**About this task:** Would you print the listing that follows exactly, but without its pictures?

**Available data:**
-*-*-

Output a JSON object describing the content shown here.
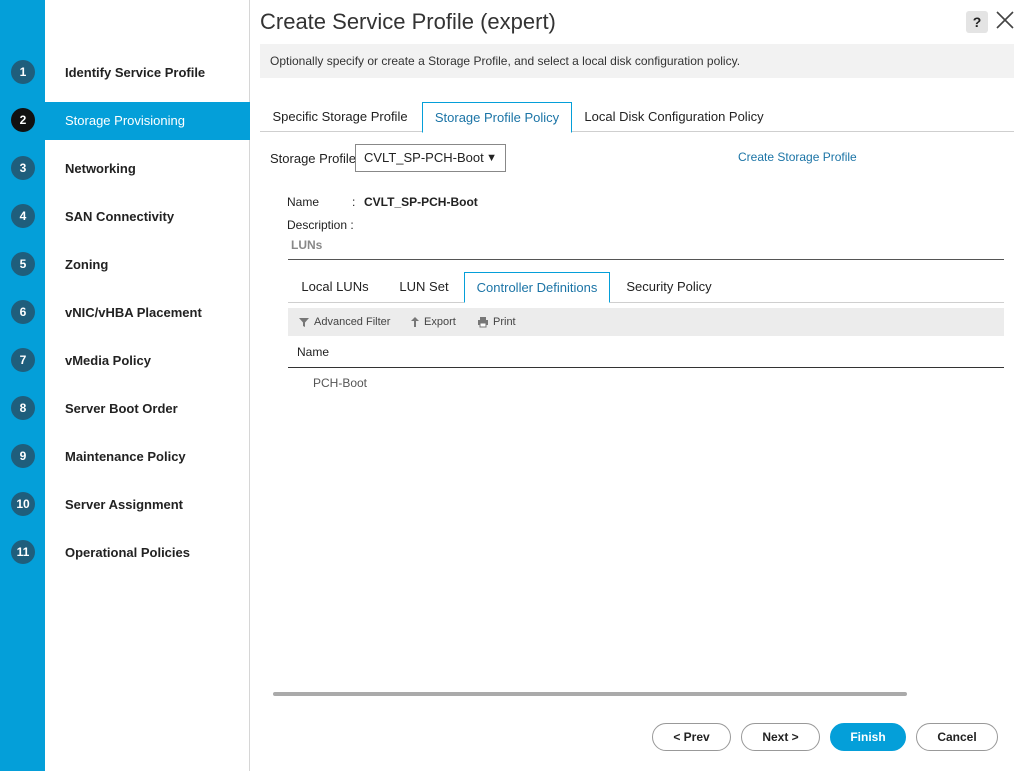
{
  "wizard": {
    "steps": [
      {
        "num": "1",
        "label": "Identify Service Profile"
      },
      {
        "num": "2",
        "label": "Storage Provisioning"
      },
      {
        "num": "3",
        "label": "Networking"
      },
      {
        "num": "4",
        "label": "SAN Connectivity"
      },
      {
        "num": "5",
        "label": "Zoning"
      },
      {
        "num": "6",
        "label": "vNIC/vHBA Placement"
      },
      {
        "num": "7",
        "label": "vMedia Policy"
      },
      {
        "num": "8",
        "label": "Server Boot Order"
      },
      {
        "num": "9",
        "label": "Maintenance Policy"
      },
      {
        "num": "10",
        "label": "Server Assignment"
      },
      {
        "num": "11",
        "label": "Operational Policies"
      }
    ],
    "active_step": "2"
  },
  "dialog": {
    "title": "Create Service Profile (expert)",
    "help": "?",
    "description": "Optionally specify or create a Storage Profile, and select a local disk configuration policy."
  },
  "tabs": [
    {
      "label": "Specific Storage Profile"
    },
    {
      "label": "Storage Profile Policy"
    },
    {
      "label": "Local Disk Configuration Policy"
    }
  ],
  "storage_profile": {
    "label": "Storage Profile:",
    "selected": "CVLT_SP-PCH-Boot",
    "create_link": "Create Storage Profile",
    "name_label": "Name",
    "name_colon": ":",
    "name_value": "CVLT_SP-PCH-Boot",
    "description_label": "Description :",
    "luns_label": "LUNs"
  },
  "subtabs": [
    {
      "label": "Local LUNs"
    },
    {
      "label": "LUN Set"
    },
    {
      "label": "Controller Definitions"
    },
    {
      "label": "Security Policy"
    }
  ],
  "toolbar": {
    "filter": "Advanced Filter",
    "export": "Export",
    "print": "Print"
  },
  "table": {
    "column": "Name",
    "rows": [
      "PCH-Boot"
    ]
  },
  "footer": {
    "prev": "< Prev",
    "next": "Next >",
    "finish": "Finish",
    "cancel": "Cancel"
  },
  "colors": {
    "accent": "#049fd9",
    "link": "#1b74a6",
    "step_circle": "#1f5e7c"
  }
}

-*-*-

**Exercise output:**
Output a JSON object describing the content shown here.
{
  "wizard": {
    "steps": [
      {
        "num": "1",
        "label": "Identify Service Profile"
      },
      {
        "num": "2",
        "label": "Storage Provisioning"
      },
      {
        "num": "3",
        "label": "Networking"
      },
      {
        "num": "4",
        "label": "SAN Connectivity"
      },
      {
        "num": "5",
        "label": "Zoning"
      },
      {
        "num": "6",
        "label": "vNIC/vHBA Placement"
      },
      {
        "num": "7",
        "label": "vMedia Policy"
      },
      {
        "num": "8",
        "label": "Server Boot Order"
      },
      {
        "num": "9",
        "label": "Maintenance Policy"
      },
      {
        "num": "10",
        "label": "Server Assignment"
      },
      {
        "num": "11",
        "label": "Operational Policies"
      }
    ],
    "active_step": "2"
  },
  "dialog": {
    "title": "Create Service Profile (expert)",
    "help": "?",
    "description": "Optionally specify or create a Storage Profile, and select a local disk configuration policy."
  },
  "tabs": [
    {
      "label": "Specific Storage Profile"
    },
    {
      "label": "Storage Profile Policy"
    },
    {
      "label": "Local Disk Configuration Policy"
    }
  ],
  "storage_profile": {
    "label": "Storage Profile:",
    "selected": "CVLT_SP-PCH-Boot",
    "create_link": "Create Storage Profile",
    "name_label": "Name",
    "name_colon": ":",
    "name_value": "CVLT_SP-PCH-Boot",
    "description_label": "Description :",
    "luns_label": "LUNs"
  },
  "subtabs": [
    {
      "label": "Local LUNs"
    },
    {
      "label": "LUN Set"
    },
    {
      "label": "Controller Definitions"
    },
    {
      "label": "Security Policy"
    }
  ],
  "toolbar": {
    "filter": "Advanced Filter",
    "export": "Export",
    "print": "Print"
  },
  "table": {
    "column": "Name",
    "rows": [
      "PCH-Boot"
    ]
  },
  "footer": {
    "prev": "< Prev",
    "next": "Next >",
    "finish": "Finish",
    "cancel": "Cancel"
  },
  "colors": {
    "accent": "#049fd9",
    "link": "#1b74a6",
    "step_circle": "#1f5e7c"
  }
}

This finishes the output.